WHAT THE TASK REQUIRES.
Only the lines holding "value" are wanted. Copy every one from the records below.

AVAILABLE DATA.
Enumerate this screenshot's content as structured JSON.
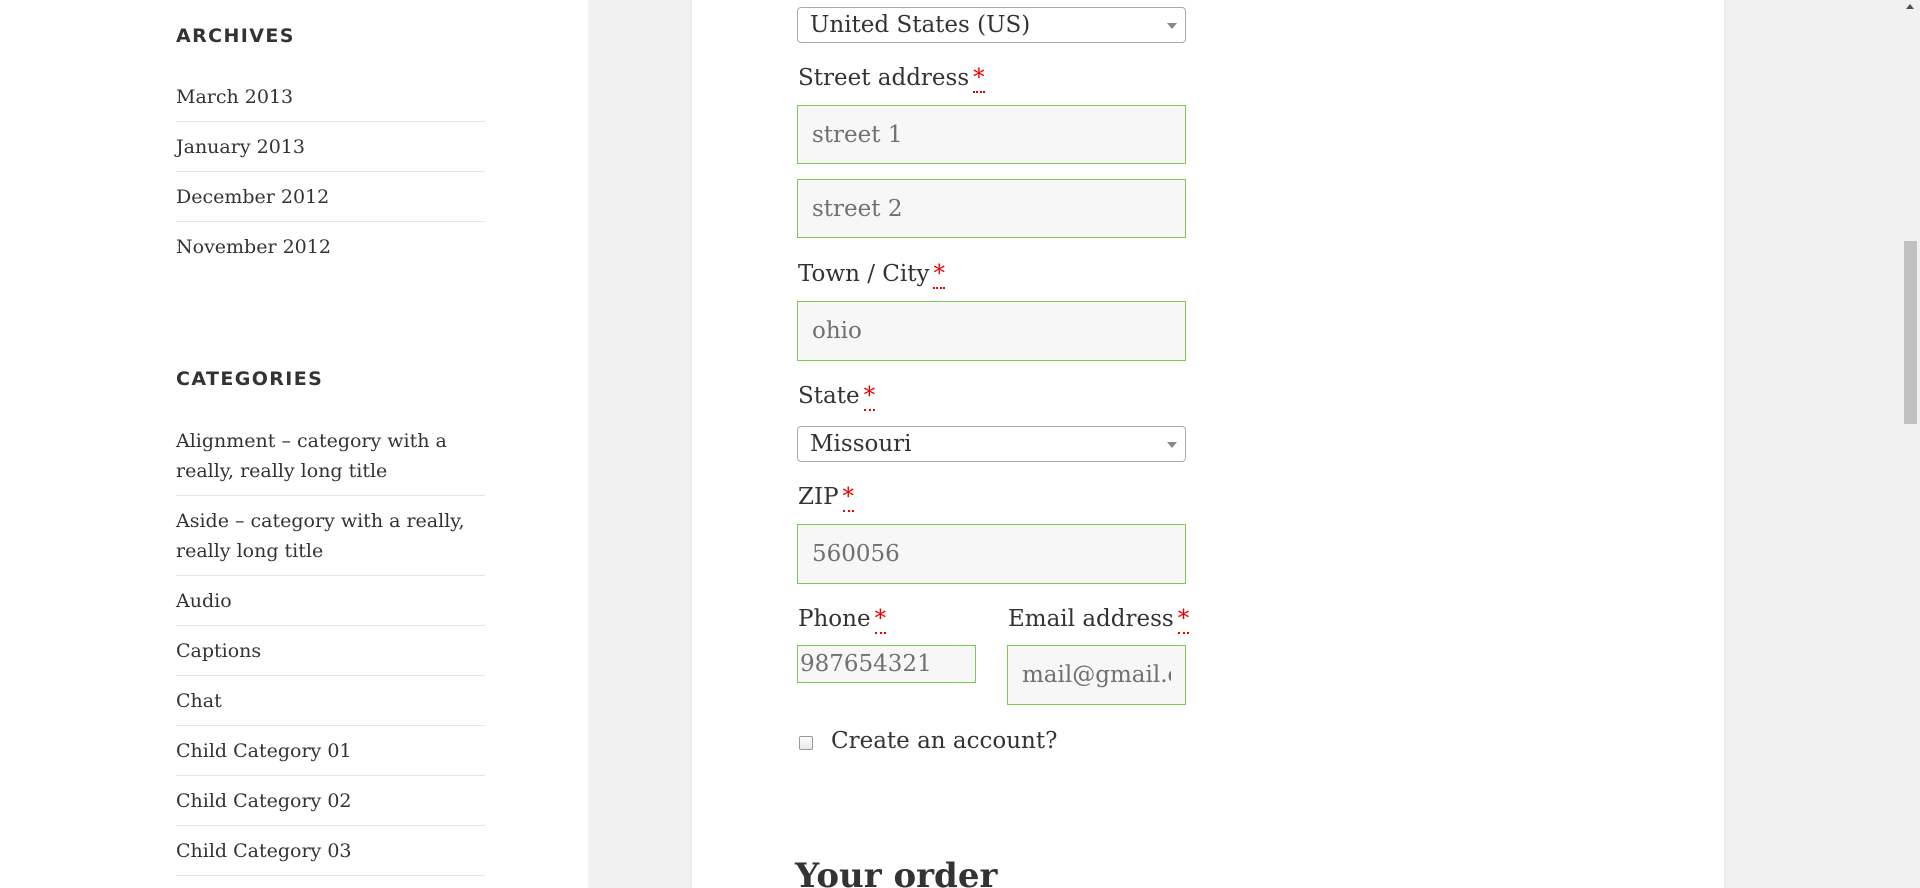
{
  "sidebar": {
    "archives": {
      "title": "ARCHIVES",
      "items": [
        "March 2013",
        "January 2013",
        "December 2012",
        "November 2012"
      ]
    },
    "categories": {
      "title": "CATEGORIES",
      "items": [
        "Alignment – category with a really, really long title",
        "Aside – category with a really, really long title",
        "Audio",
        "Captions",
        "Chat",
        "Child Category 01",
        "Child Category 02",
        "Child Category 03"
      ]
    }
  },
  "form": {
    "required_mark": "*",
    "country": {
      "value": "United States (US)"
    },
    "street": {
      "label": "Street address",
      "line1": "street 1",
      "line2": "street 2"
    },
    "city": {
      "label": "Town / City",
      "value": "ohio"
    },
    "state": {
      "label": "State",
      "value": "Missouri"
    },
    "zip": {
      "label": "ZIP",
      "value": "560056"
    },
    "phone": {
      "label": "Phone",
      "value": "987654321"
    },
    "email": {
      "label": "Email address",
      "value": "mail@gmail.com"
    },
    "create_account": {
      "label": "Create an account?"
    }
  },
  "order": {
    "heading": "Your order"
  },
  "colors": {
    "valid_border": "#7ec855",
    "required": "#e00000",
    "background": "#f1f1f1"
  }
}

SOLUTION.
      "value": "United States (US)"
      "value": "ohio"
      "value": "Missouri"
      "value": "560056"
      "value": "987654321"
      "value": "mail@gmail.com"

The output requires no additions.